Rank

Division

U.S. Army Technical Sergeant (rank at time of action: Private) (highest rank: Master Sergeant) Company B, 148th Infantry, 37th Infantry Division

Conflict

Year of honor

born

World War Two 1945 San Marcos, Hays County, Texas

Citation

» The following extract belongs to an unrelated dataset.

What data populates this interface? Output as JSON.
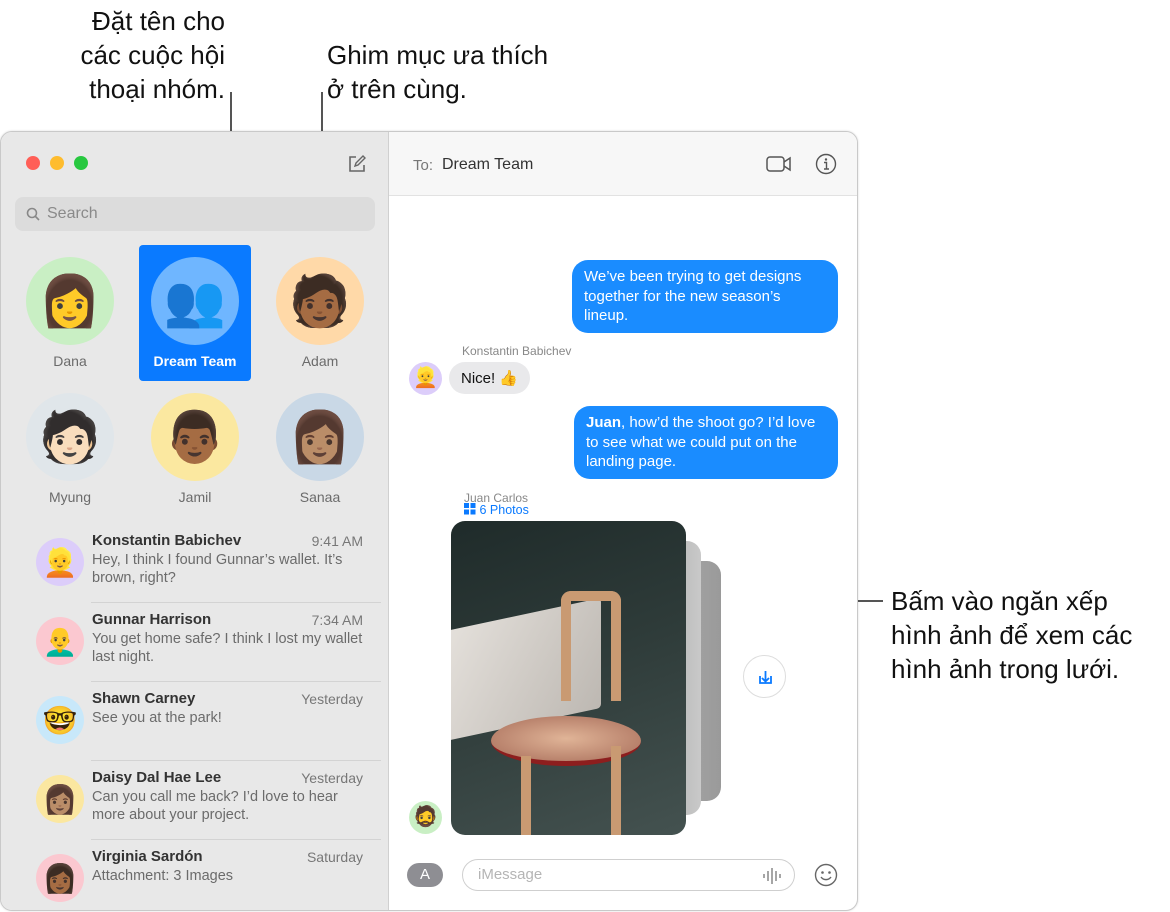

He was an automatic rifleman when his unit attacked the strongly defended Paco Railroad Station during the battle for Manila, Philippine Islands. While making a frontal assault across an open field, his platoon was halted 100 yards from the station by intense enemy fire. On his own initiative, he left the platoon, accompanied by a comrade, and continued forward to a house 60 yards from the objective. Although under constant enemy observation, the two men remained in this position for an hour, firing at targets of opportunity, killing more than 35 hostile soldiers, and wounding many more. Moving closer to the station and discovering a group of Japanese replacements attempting to reach pillboxes, they opened heavy fire, killed more than 40, and stopped all subsequent attempts to man the emplacements. Enemy fire became more intense as they advanced to within 20 yards of the station. Then, covered by his companion, Pvt. Rodriguez boldly moved up to the building and threw five grenades through a doorway, killing seven Japanese, destroying a 20-mm gun, and wrecking a heavy machine gun. With their ammunition running low, the two men started to return to the American lines, alternately providing covering fire for each other's withdrawal. During this movement, Pvt. Rodriguez' companion was killed. In 2 and one half hours of fierce fighting the intrepid team killed more than 82 Japanese, completely disorganized their defense, and paved the way for the subsequent overwhelming defeat of the enemy at this strongpoint. Two days later, Pvt. Rodriguez again enabled his comrades to advance when he singlehandedly killed six Japanese and destroyed a well-placed 20-mm gun. By his outstanding skill with his weapon, gallant determination to destroy the enemy, and heroic courage in the face of tremendous odds, Pvt. Rodriguez, on two occasions, materially aided the advance of our troops in Manila.